Kevin Durant, Ray Lewis, and Pharrell Williams are part of a group teaming up to revitalize a Baltimore arena that has hosted everyone from NBA teams to the Beatles.
CFG Bank Arena — originally the Baltimore Civic Center and most recently Royal Farms Arena — received its new name Tuesday at a ceremony featuring Williams and Lewis as it prepares to reopen next year.
The 61-year-old arena is one of the country’s oldest.
- The arena closed in May to undergo around $200 million in renovations. The revamped arena will hold 15,000 people and have upgraded concession stands, self-service food purchasing, and a new facade.
- The cash came from Durant’s Thirty-Five Ventures and developer Oak View Group.
- The arena hosted NBA teams the Baltimore Bullets and Washington Bullets, as well as teams from the American Hockey League, World Hockey Association, and others. Its most recent client was the Arena Football League’s Baltimore Brigade.
- The Central Intercollegiate Athletic Association will play its basketball tournaments there in February.
Oak View’s Perspective
As part of the investment deal, Oak View will lease the arena from the city of Baltimore for 30 years at an annual rate of $1.75 million. The rate will rise with inflation, but the city will refund any taxes paid above that amount.
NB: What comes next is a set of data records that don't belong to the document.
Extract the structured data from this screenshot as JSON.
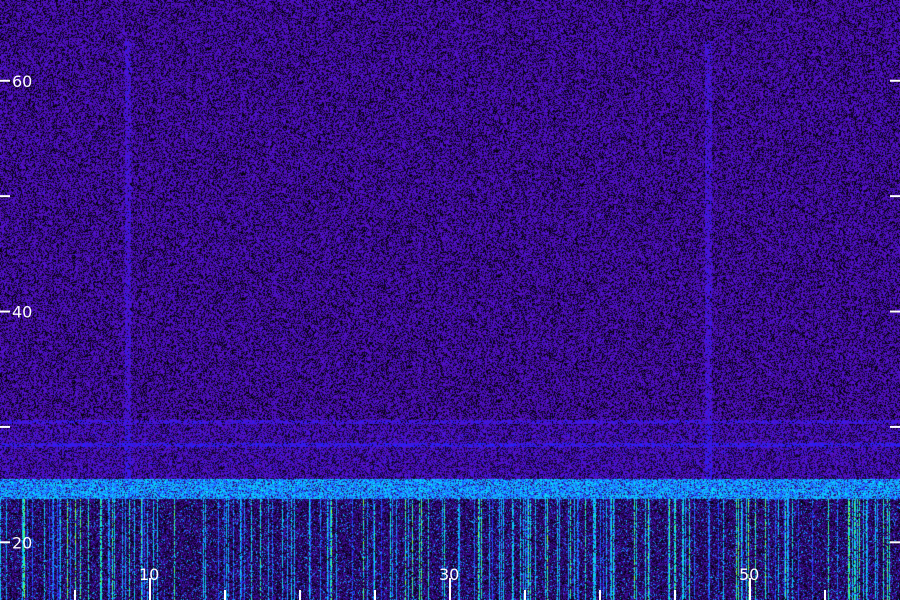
{
  "chart_data": {
    "type": "heatmap",
    "title": "",
    "xlabel": "",
    "ylabel": "",
    "x_ticks": {
      "labeled": [
        {
          "value": 10,
          "label": "10"
        },
        {
          "value": 30,
          "label": "30"
        },
        {
          "value": 50,
          "label": "50"
        }
      ],
      "minor": [
        5,
        10,
        15,
        20,
        25,
        30,
        35,
        40,
        45,
        50,
        55
      ]
    },
    "y_ticks": {
      "labeled": [
        {
          "value": 20,
          "label": "20"
        },
        {
          "value": 40,
          "label": "40"
        },
        {
          "value": 60,
          "label": "60"
        }
      ],
      "unlabeled": [
        30,
        50
      ]
    },
    "xlim": [
      0,
      60
    ],
    "ylim": [
      15,
      67
    ],
    "colormap": [
      "#000000",
      "#2a0a6e",
      "#5a10c8",
      "#2020ff",
      "#1e90ff",
      "#00e0ff",
      "#40ff80",
      "#c8ff00"
    ],
    "features": {
      "dense_band_upper_edge_y": 25,
      "horizontal_lines_y": [
        28.5,
        30.5
      ],
      "vertical_streaks_x": [
        8.5,
        47.2
      ]
    }
  }
}
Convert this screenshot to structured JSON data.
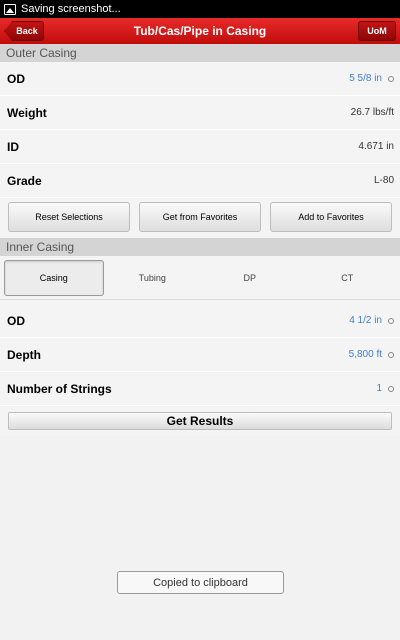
{
  "status_bar": {
    "text": "Saving screenshot..."
  },
  "header": {
    "back_label": "Back",
    "title": "Tub/Cas/Pipe in Casing",
    "uom_label": "UoM"
  },
  "outer_casing": {
    "title": "Outer Casing",
    "rows": [
      {
        "label": "OD",
        "value": "5 5/8  in",
        "editable": true
      },
      {
        "label": "Weight",
        "value": "26.7 lbs/ft",
        "editable": false
      },
      {
        "label": "ID",
        "value": "4.671 in",
        "editable": false
      },
      {
        "label": "Grade",
        "value": "L-80",
        "editable": false
      }
    ],
    "buttons": [
      "Reset Selections",
      "Get from Favorites",
      "Add to Favorites"
    ]
  },
  "inner_casing": {
    "title": "Inner Casing",
    "tabs": [
      "Casing",
      "Tubing",
      "DP",
      "CT"
    ],
    "active_tab": "Casing",
    "rows": [
      {
        "label": "OD",
        "value": "4 1/2  in",
        "editable": true
      },
      {
        "label": "Depth",
        "value": "5,800 ft",
        "editable": true
      },
      {
        "label": "Number of Strings",
        "value": "1",
        "editable": true
      }
    ],
    "results_label": "Get Results"
  },
  "toast": {
    "text": "Copied to clipboard"
  },
  "colors": {
    "accent_red": "#d61a1a",
    "value_blue": "#3f7fce"
  }
}
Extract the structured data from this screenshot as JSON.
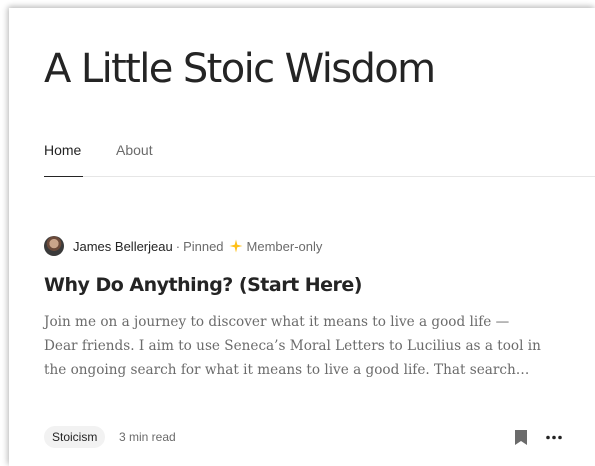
{
  "blog": {
    "title": "A Little Stoic Wisdom"
  },
  "nav": {
    "tabs": [
      {
        "label": "Home",
        "active": true
      },
      {
        "label": "About",
        "active": false
      }
    ]
  },
  "post": {
    "author": "James Bellerjeau",
    "separator": "·",
    "pinned": "Pinned",
    "member_label": "Member-only",
    "title": "Why Do Anything? (Start Here)",
    "excerpt_lines": [
      "Join me on a journey to discover what it means to live a good life —",
      "Dear friends. I aim to use Seneca’s Moral Letters to Lucilius as a tool in",
      "the ongoing search for what it means to live a good life. That search…"
    ],
    "tag": "Stoicism",
    "read_time": "3 min read"
  },
  "icons": {
    "star": "member-star-icon",
    "bookmark": "bookmark-icon",
    "more": "more-options-icon"
  },
  "colors": {
    "text_primary": "#242424",
    "text_secondary": "#6b6b6b",
    "star": "#ffc017",
    "tag_bg": "#f2f2f2",
    "divider": "#e6e6e6"
  }
}
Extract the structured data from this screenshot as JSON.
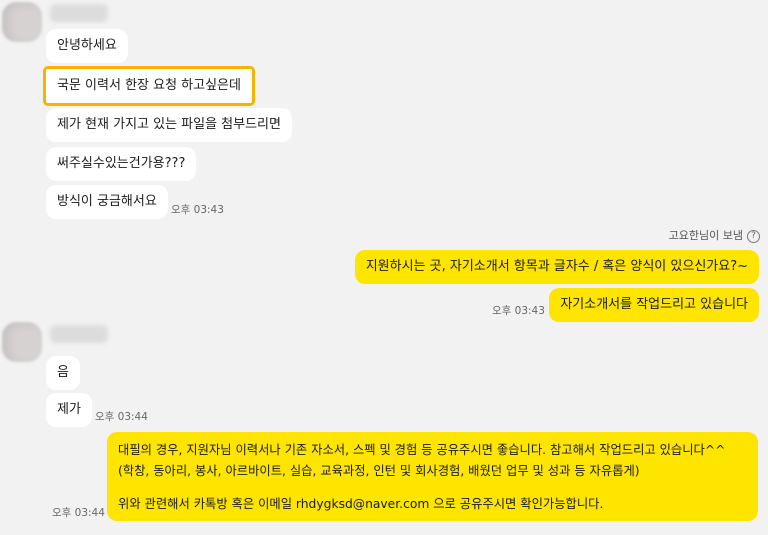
{
  "thread": {
    "incoming_1": [
      "안녕하세요",
      "국문 이력서 한장 요청 하고싶은데",
      "제가 현재 가지고 있는 파일을 첨부드리면",
      "써주실수있는건가용???",
      "방식이 궁금해서요"
    ],
    "incoming_1_time": "오후 03:43",
    "reply_tag": "고요한님이 보냄",
    "outgoing_1": [
      "지원하시는 곳, 자기소개서 항목과 글자수 / 혹은 양식이 있으신가요?~",
      "자기소개서를 작업드리고 있습니다"
    ],
    "outgoing_1_time": "오후 03:43",
    "incoming_2": [
      "음",
      "제가"
    ],
    "incoming_2_time": "오후 03:44",
    "outgoing_2": {
      "line1": "대필의 경우, 지원자님 이력서나 기존 자소서, 스펙 및 경험 등 공유주시면 좋습니다. 참고해서 작업드리고 있습니다^^",
      "line2": "(학창, 동아리, 봉사, 아르바이트, 실습, 교육과정, 인턴 및 회사경험, 배웠던 업무 및 성과 등 자유롭게)",
      "line3": "위와 관련해서 카톡방 혹은 이메일 rhdygksd@naver.com 으로 공유주시면 확인가능합니다."
    },
    "outgoing_2_time": "오후 03:44"
  },
  "colors": {
    "background": "#f2f2f2",
    "incoming_bubble": "#ffffff",
    "outgoing_bubble": "#fee500",
    "highlight_border": "#f4b400"
  }
}
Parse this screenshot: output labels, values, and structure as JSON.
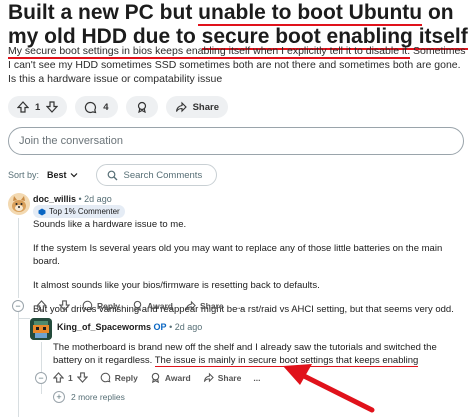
{
  "post": {
    "title_pre": "Built a new PC but ",
    "title_underlined": "unable to boot Ubuntu",
    "title_mid": " on my old HDD due to ",
    "title_underlined2": "secure boot enabling itself",
    "body_underlined": "My secure boot settings in bios keeps enabling itself when I explicitly tell it to disable it.",
    "body_rest": " Sometimes I can't see my HDD sometimes SSD sometimes both are not there and sometimes both are gone. Is this a hardware issue or compatability issue",
    "upvotes": "1",
    "comments": "4",
    "share_label": "Share"
  },
  "join_placeholder": "Join the conversation",
  "sort": {
    "label": "Sort by:",
    "value": "Best"
  },
  "search_label": "Search Comments",
  "comment1": {
    "user": "doc_willis",
    "time": "2d ago",
    "flair": "Top 1% Commenter",
    "p1": "Sounds like a hardware issue to me.",
    "p2": "If the system Is several years old you may want to replace any of those little batteries on the main board.",
    "p3": "It almost sounds like your bios/firmware is resetting back to defaults.",
    "p4": "But your drives  vanishing and reappear might be a rst/raid  vs AHCI setting,   but that seems very odd.",
    "reply": "Reply",
    "award": "Award",
    "share": "Share",
    "more": "..."
  },
  "comment2": {
    "user": "King_of_Spaceworms",
    "op": "OP",
    "time": "2d ago",
    "p1": "The motherboard is brand new off the shelf and I already saw the tutorials and switched the battery on it regardless. ",
    "p1_underlined": "The issue is mainly in secure boot settings that keeps enabling",
    "upvotes": "1",
    "reply": "Reply",
    "award": "Award",
    "share": "Share",
    "more": "..."
  },
  "more_replies": "2 more replies",
  "colors": {
    "annotation": "#e0121b",
    "accent": "#0a66c2"
  }
}
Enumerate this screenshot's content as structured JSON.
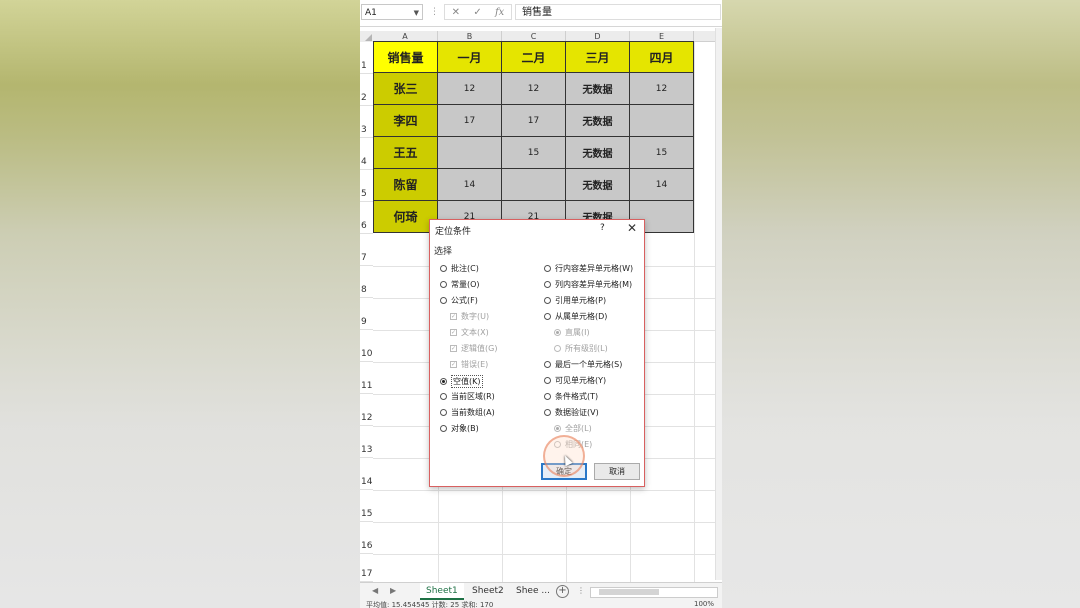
{
  "formula_bar": {
    "name_box": "A1",
    "separator": "⋮",
    "cancel": "✕",
    "enter": "✓",
    "fx": "fx",
    "content": "销售量"
  },
  "columns": [
    "A",
    "B",
    "C",
    "D",
    "E"
  ],
  "rows": [
    "1",
    "2",
    "3",
    "4",
    "5",
    "6",
    "7",
    "8",
    "9",
    "10",
    "11",
    "12",
    "13",
    "14",
    "15",
    "16",
    "17"
  ],
  "table": {
    "header": [
      "销售量",
      "一月",
      "二月",
      "三月",
      "四月"
    ],
    "body": [
      [
        "张三",
        "12",
        "12",
        "无数据",
        "12"
      ],
      [
        "李四",
        "17",
        "17",
        "无数据",
        ""
      ],
      [
        "王五",
        "",
        "15",
        "无数据",
        "15"
      ],
      [
        "陈留",
        "14",
        "",
        "无数据",
        "14"
      ],
      [
        "何琦",
        "21",
        "21",
        "无数据",
        ""
      ]
    ]
  },
  "dialog": {
    "title": "定位条件",
    "help": "?",
    "close": "✕",
    "group_label": "选择",
    "left_options": [
      "批注(C)",
      "常量(O)",
      "公式(F)"
    ],
    "formula_sub": [
      "数字(U)",
      "文本(X)",
      "逻辑值(G)",
      "错误(E)"
    ],
    "left_options2": [
      "空值(K)",
      "当前区域(R)",
      "当前数组(A)",
      "对象(B)"
    ],
    "right_options": [
      "行内容差异单元格(W)",
      "列内容差异单元格(M)",
      "引用单元格(P)",
      "从属单元格(D)"
    ],
    "dependent_sub": [
      "直属(I)",
      "所有级别(L)"
    ],
    "right_options2": [
      "最后一个单元格(S)",
      "可见单元格(Y)",
      "条件格式(T)",
      "数据验证(V)"
    ],
    "validation_sub": [
      "全部(L)",
      "相同(E)"
    ],
    "ok": "确定",
    "cancel": "取消"
  },
  "tabs": {
    "prev": "◀",
    "next": "▶",
    "items": [
      "Sheet1",
      "Sheet2",
      "Shee ..."
    ],
    "add": "+",
    "more": "⋮"
  },
  "status": {
    "text": "平均值: 15.454545  计数: 25  求和: 170",
    "zoom": "100%"
  }
}
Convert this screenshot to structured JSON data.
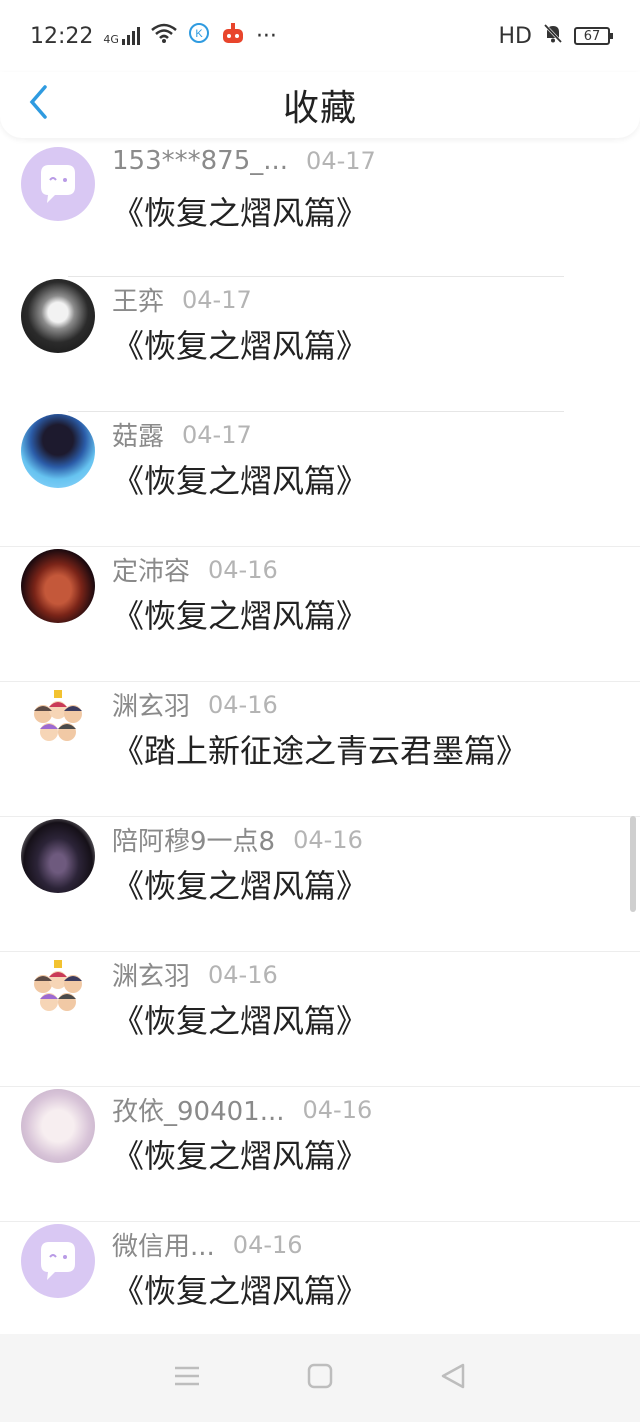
{
  "status": {
    "time": "12:22",
    "network": "4G",
    "hd": "HD",
    "battery": "67",
    "more": "···"
  },
  "header": {
    "title": "收藏"
  },
  "items": [
    {
      "user": "153***875_...",
      "date": "04-17",
      "title": "《恢复之熠风篇》",
      "avatar": "default-avatar"
    },
    {
      "user": "王弈",
      "date": "04-17",
      "title": "《恢复之熠风篇》",
      "avatar": "anime-girl-avatar"
    },
    {
      "user": "菇露",
      "date": "04-17",
      "title": "《恢复之熠风篇》",
      "avatar": "anime-boy-avatar"
    },
    {
      "user": "定沛容",
      "date": "04-16",
      "title": "《恢复之熠风篇》",
      "avatar": "tattoo-back-avatar"
    },
    {
      "user": "渊玄羽",
      "date": "04-16",
      "title": "《踏上新征途之青云君墨篇》",
      "avatar": "group-cartoon-avatar"
    },
    {
      "user": "陪阿穆9一点8",
      "date": "04-16",
      "title": "《恢复之熠风篇》",
      "avatar": "dark-scene-avatar"
    },
    {
      "user": "渊玄羽",
      "date": "04-16",
      "title": "《恢复之熠风篇》",
      "avatar": "group-cartoon-avatar"
    },
    {
      "user": "孜依_90401...",
      "date": "04-16",
      "title": "《恢复之熠风篇》",
      "avatar": "sketch-girl-avatar"
    },
    {
      "user": "微信用...",
      "date": "04-16",
      "title": "《恢复之熠风篇》",
      "avatar": "default-avatar"
    }
  ],
  "colors": {
    "accent": "#2f9be0",
    "default_avatar": "#d9c8f3"
  }
}
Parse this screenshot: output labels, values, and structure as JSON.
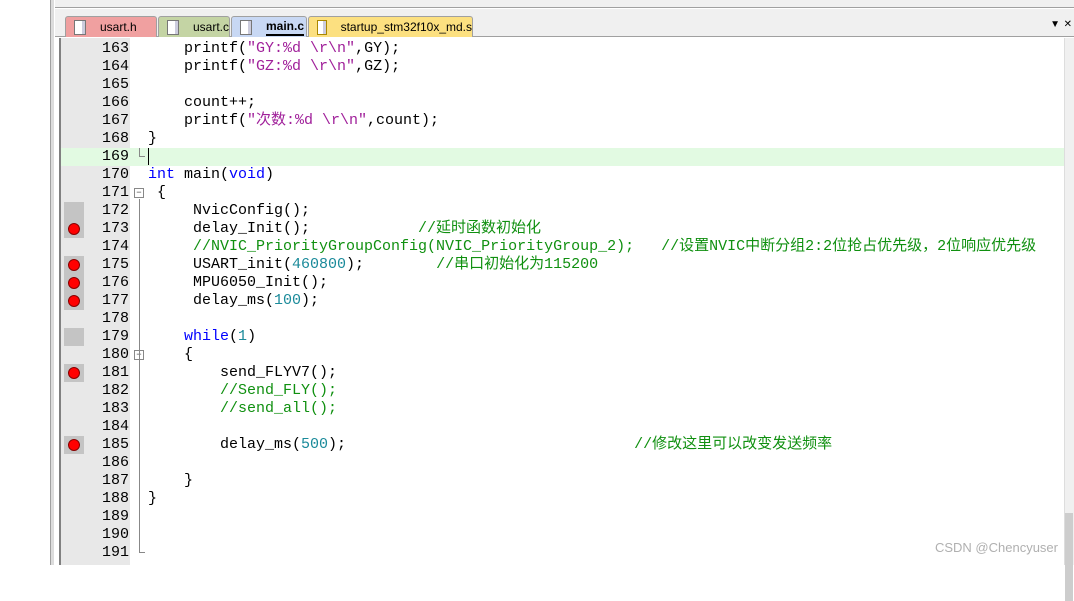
{
  "tabs": [
    {
      "label": "usart.h",
      "color": "#f0a0a0",
      "icon": "file-icon",
      "active": false
    },
    {
      "label": "usart.c",
      "color": "#c4d4a4",
      "icon": "file-icon",
      "active": false
    },
    {
      "label": "main.c",
      "color": "#c8d8f4",
      "icon": "file-icon",
      "active": true
    },
    {
      "label": "startup_stm32f10x_md.s",
      "color": "#fce080",
      "icon": "key-file-icon",
      "active": false
    }
  ],
  "tab_menu_icon": "▼",
  "close_icon": "✕",
  "watermark": "CSDN @Chencyuser",
  "current_line": 169,
  "lines": [
    {
      "n": 163,
      "tokens": [
        [
          "    printf(",
          "tx"
        ],
        [
          "\"GY:%d \\r\\n\"",
          "str"
        ],
        [
          ",GY);",
          "tx"
        ]
      ]
    },
    {
      "n": 164,
      "tokens": [
        [
          "    printf(",
          "tx"
        ],
        [
          "\"GZ:%d \\r\\n\"",
          "str"
        ],
        [
          ",GZ);",
          "tx"
        ]
      ]
    },
    {
      "n": 165,
      "tokens": []
    },
    {
      "n": 166,
      "tokens": [
        [
          "    count++;",
          "tx"
        ]
      ]
    },
    {
      "n": 167,
      "tokens": [
        [
          "    printf(",
          "tx"
        ],
        [
          "\"次数:%d \\r\\n\"",
          "str"
        ],
        [
          ",count);",
          "tx"
        ]
      ]
    },
    {
      "n": 168,
      "tokens": [
        [
          "}",
          "tx"
        ]
      ]
    },
    {
      "n": 169,
      "tokens": [],
      "fold": "end"
    },
    {
      "n": 170,
      "tokens": [
        [
          "int",
          "kw"
        ],
        [
          " main(",
          "tx"
        ],
        [
          "void",
          "kw"
        ],
        [
          ")",
          "tx"
        ]
      ]
    },
    {
      "n": 171,
      "tokens": [
        [
          " {",
          "tx"
        ]
      ],
      "fold": "open"
    },
    {
      "n": 172,
      "tokens": [
        [
          "     NvicConfig();",
          "tx"
        ]
      ],
      "gray": true
    },
    {
      "n": 173,
      "tokens": [
        [
          "     delay_Init();            ",
          "tx"
        ],
        [
          "//延时函数初始化",
          "cm"
        ]
      ],
      "gray": true,
      "bp": true
    },
    {
      "n": 174,
      "tokens": [
        [
          "     ",
          "tx"
        ],
        [
          "//NVIC_PriorityGroupConfig(NVIC_PriorityGroup_2);   //设置NVIC中断分组2:2位抢占优先级，2位响应优先级",
          "cm"
        ]
      ]
    },
    {
      "n": 175,
      "tokens": [
        [
          "     USART_init(",
          "tx"
        ],
        [
          "460800",
          "nm"
        ],
        [
          ");        ",
          "tx"
        ],
        [
          "//串口初始化为115200",
          "cm"
        ]
      ],
      "gray": true,
      "bp": true
    },
    {
      "n": 176,
      "tokens": [
        [
          "     MPU6050_Init();",
          "tx"
        ]
      ],
      "gray": true,
      "bp": true
    },
    {
      "n": 177,
      "tokens": [
        [
          "     delay_ms(",
          "tx"
        ],
        [
          "100",
          "nm"
        ],
        [
          ");",
          "tx"
        ]
      ],
      "gray": true,
      "bp": true
    },
    {
      "n": 178,
      "tokens": []
    },
    {
      "n": 179,
      "tokens": [
        [
          "    ",
          "tx"
        ],
        [
          "while",
          "kw"
        ],
        [
          "(",
          "tx"
        ],
        [
          "1",
          "nm"
        ],
        [
          ")",
          "tx"
        ]
      ],
      "gray": true
    },
    {
      "n": 180,
      "tokens": [
        [
          "    {",
          "tx"
        ]
      ],
      "fold": "open"
    },
    {
      "n": 181,
      "tokens": [
        [
          "        send_FLYV7();",
          "tx"
        ]
      ],
      "gray": true,
      "bp": true
    },
    {
      "n": 182,
      "tokens": [
        [
          "        ",
          "tx"
        ],
        [
          "//Send_FLY();",
          "cm"
        ]
      ]
    },
    {
      "n": 183,
      "tokens": [
        [
          "        ",
          "tx"
        ],
        [
          "//send_all();",
          "cm"
        ]
      ]
    },
    {
      "n": 184,
      "tokens": []
    },
    {
      "n": 185,
      "tokens": [
        [
          "        delay_ms(",
          "tx"
        ],
        [
          "500",
          "nm"
        ],
        [
          ");                                ",
          "tx"
        ],
        [
          "//修改这里可以改变发送频率",
          "cm"
        ]
      ],
      "gray": true,
      "bp": true
    },
    {
      "n": 186,
      "tokens": []
    },
    {
      "n": 187,
      "tokens": [
        [
          "    }",
          "tx"
        ]
      ]
    },
    {
      "n": 188,
      "tokens": [
        [
          "}",
          "tx"
        ]
      ]
    },
    {
      "n": 189,
      "tokens": []
    },
    {
      "n": 190,
      "tokens": []
    },
    {
      "n": 191,
      "tokens": [],
      "fold": "end"
    }
  ]
}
The company developed the Seattle Kraken’s $1.15 billion Climate Pledge Arena and built the New York Islanders’ $1.1 billion UBS Arena. Both hockey teams have invested in Oak View.